Comparing CSTR (fReactors) and pipe Reactors
Lets now compare the RTD of a cascade of CSTRs with that of a laminar flow pipe reactor. Within the pipe, fluid in the centre, where it is moving fastest, spends least time in the reactor, whilst fluid near the edge spends a much longer time. Here the model has been set up to allow you to vary the number of modules (each of 2ml) in the cascade of flow reactors; as you change these the length of the pipe is changed to match the total volume.
Set the number of fReactors in your cascade along with the mean residence time.

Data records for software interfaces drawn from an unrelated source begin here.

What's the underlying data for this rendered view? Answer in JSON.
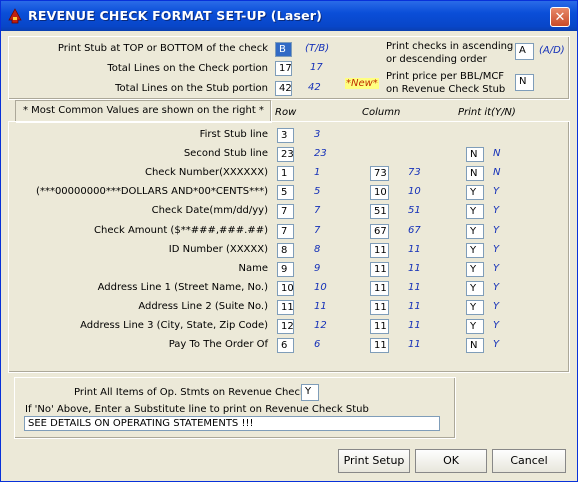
{
  "window": {
    "title": "REVENUE CHECK FORMAT SET-UP (Laser)",
    "close_glyph": "✕"
  },
  "top": {
    "stub_pos_label": "Print Stub at TOP or BOTTOM of the check",
    "stub_pos_value": "B",
    "stub_pos_hint": "(T/B)",
    "check_lines_label": "Total Lines on the Check portion",
    "check_lines_value": "17",
    "check_lines_hint": "17",
    "stub_lines_label": "Total Lines on the Stub portion",
    "stub_lines_value": "42",
    "stub_lines_hint": "42",
    "order_label_1": "Print checks in ascending",
    "order_label_2": "or descending order",
    "order_value": "A",
    "order_hint": "(A/D)",
    "new_badge": "*New*",
    "price_label_1": "Print price per BBL/MCF",
    "price_label_2": "on Revenue Check Stub",
    "price_value": "N"
  },
  "columns": {
    "note": "* Most Common Values are shown on the right *",
    "row": "Row",
    "column": "Column",
    "print": "Print it(Y/N)"
  },
  "rows": [
    {
      "label": "First Stub line",
      "row": "3",
      "row_hint": "3",
      "col": "",
      "col_hint": "",
      "print": "",
      "print_hint": ""
    },
    {
      "label": "Second Stub line",
      "row": "23",
      "row_hint": "23",
      "col": "",
      "col_hint": "",
      "print": "N",
      "print_hint": "N"
    },
    {
      "label": "Check Number(XXXXXX)",
      "row": "1",
      "row_hint": "1",
      "col": "73",
      "col_hint": "73",
      "print": "N",
      "print_hint": "N"
    },
    {
      "label": "(***00000000***DOLLARS AND*00*CENTS***)",
      "row": "5",
      "row_hint": "5",
      "col": "10",
      "col_hint": "10",
      "print": "Y",
      "print_hint": "Y"
    },
    {
      "label": "Check Date(mm/dd/yy)",
      "row": "7",
      "row_hint": "7",
      "col": "51",
      "col_hint": "51",
      "print": "Y",
      "print_hint": "Y"
    },
    {
      "label": "Check Amount ($**###,###.##)",
      "row": "7",
      "row_hint": "7",
      "col": "67",
      "col_hint": "67",
      "print": "Y",
      "print_hint": "Y"
    },
    {
      "label": "ID Number (XXXXX)",
      "row": "8",
      "row_hint": "8",
      "col": "11",
      "col_hint": "11",
      "print": "Y",
      "print_hint": "Y"
    },
    {
      "label": "Name",
      "row": "9",
      "row_hint": "9",
      "col": "11",
      "col_hint": "11",
      "print": "Y",
      "print_hint": "Y"
    },
    {
      "label": "Address Line 1 (Street Name, No.)",
      "row": "10",
      "row_hint": "10",
      "col": "11",
      "col_hint": "11",
      "print": "Y",
      "print_hint": "Y"
    },
    {
      "label": "Address Line 2 (Suite No.)",
      "row": "11",
      "row_hint": "11",
      "col": "11",
      "col_hint": "11",
      "print": "Y",
      "print_hint": "Y"
    },
    {
      "label": "Address Line 3 (City, State, Zip Code)",
      "row": "12",
      "row_hint": "12",
      "col": "11",
      "col_hint": "11",
      "print": "Y",
      "print_hint": "Y"
    },
    {
      "label": "Pay To The Order Of",
      "row": "6",
      "row_hint": "6",
      "col": "11",
      "col_hint": "11",
      "print": "N",
      "print_hint": "Y"
    }
  ],
  "bottom": {
    "print_all_label": "Print All Items of Op. Stmts on Revenue Check",
    "print_all_value": "Y",
    "substitute_label": "If 'No' Above, Enter a Substitute line to print on Revenue Check Stub",
    "substitute_value": "SEE DETAILS ON OPERATING STATEMENTS !!!"
  },
  "buttons": {
    "print_setup": "Print Setup",
    "ok": "OK",
    "cancel": "Cancel"
  }
}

As before, the graphs show the distribution of residence times of fluid elements within the reactors. The behaviour of the laminar tubular reactor is very different to that of a stirred tank cascade (and the fReactor-Classic). The shortest time an element of fluid can spend is in the fastest moving part of the flow in the centre of the pipe - so there is a minimum residence time. But you will also see a very broad distribution of residence times including a long tail which represents the very slow fluid near the wall.
However, the residence time distribution isn't the end of the story. A reactor can have a narrow residence time distribution but still have poor mixing; neighbouring packets of fluid could spend the same time travelling through the reactor, but not necessarily mix with each other. Mixing in a laminar flow tubular reactor relies entirely on diffusion, which is relatively slow. For multiphasic flows within a tube (i) for a gas-liquid system there is a plug of liquid followed by a plug of gas; (ii) with a solid-liquid system, particles can drop to the bottom of the pipe.
There are some enhancements to the mixing in laminar tubular pipes that include coiling the pipe which can promote secondary mixing, or adding internals into the pipe such as static mixers that can improve the overall characteristics of the reactor.
Active mixing with CSTRs, where energy is continually added to the fluid through a stirrer, can better support good mixing and for multiphasic flows good contact between the phases, since energy is being added to the system to create this interaction.
Notes: The laminar flow tubular reactor model assumes the fluid is Newtonian, which leads to a parabolic flow profile. It also assumes laminar flow (you can check out conditions for this here). The effect of diffusion is neglected in this analysis - it is a purely convective model.The concept of residence time distribution is well covered in Chemical Reaction Engineering by Levenspiel and from which the models for RTD for the pipe flow reactor is taken.